The problem:
Set the images aside and retype the whole listing exactly.

*** Material to process Section Begins ***

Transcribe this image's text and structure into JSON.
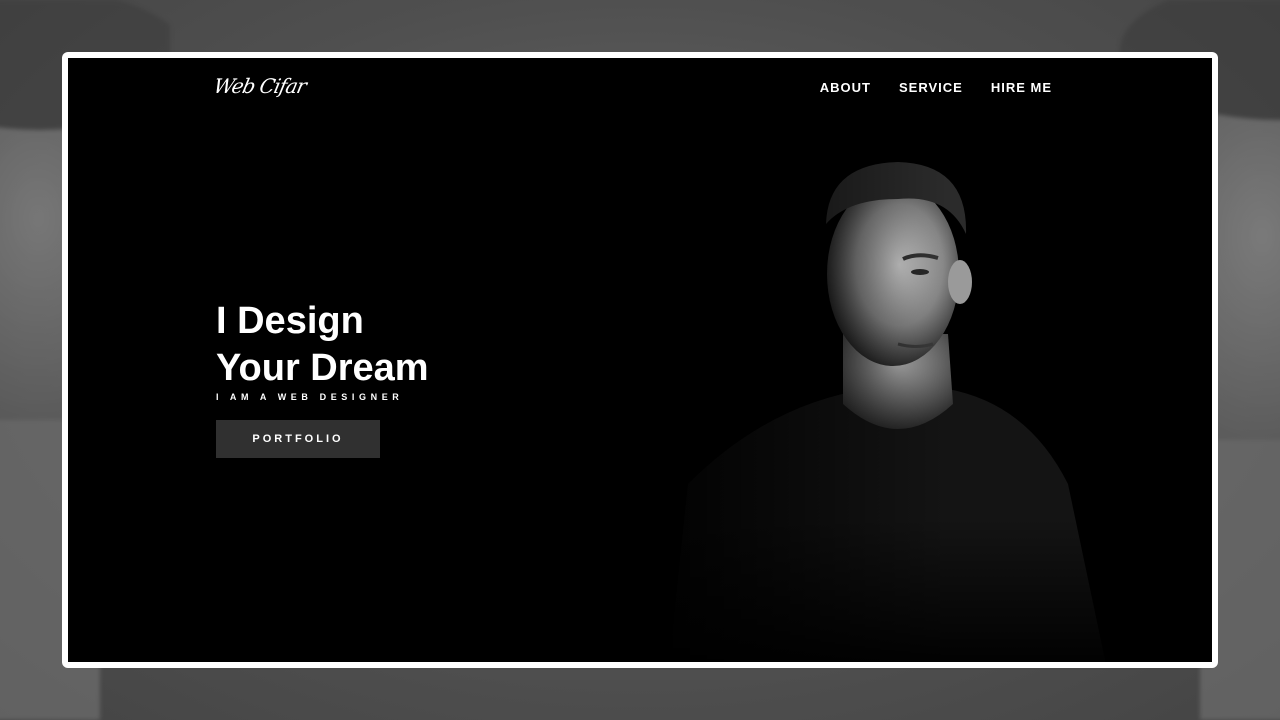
{
  "brand": {
    "logo_text": "Web Cifar"
  },
  "nav": {
    "items": [
      "ABOUT",
      "SERVICE",
      "HIRE ME"
    ]
  },
  "hero": {
    "headline_line1": "I Design",
    "headline_line2": "Your Dream",
    "subtitle": "I AM A WEB DESIGNER",
    "cta_label": "PORTFOLIO"
  },
  "colors": {
    "backdrop": "#575757",
    "frame": "#ffffff",
    "screen_background": "#000000",
    "button_background": "#303030",
    "text": "#ffffff"
  },
  "icons": {
    "logo": "signature-logo",
    "portrait": "portrait-photo"
  }
}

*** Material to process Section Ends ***

Output for this task:
Transcribe this image's text and structure into JSON.
{
  "brand": {
    "logo_text": "Web Cifar"
  },
  "nav": {
    "items": [
      "ABOUT",
      "SERVICE",
      "HIRE ME"
    ]
  },
  "hero": {
    "headline_line1": "I Design",
    "headline_line2": "Your Dream",
    "subtitle": "I AM A WEB DESIGNER",
    "cta_label": "PORTFOLIO"
  },
  "colors": {
    "backdrop": "#575757",
    "frame": "#ffffff",
    "screen_background": "#000000",
    "button_background": "#303030",
    "text": "#ffffff"
  },
  "icons": {
    "logo": "signature-logo",
    "portrait": "portrait-photo"
  }
}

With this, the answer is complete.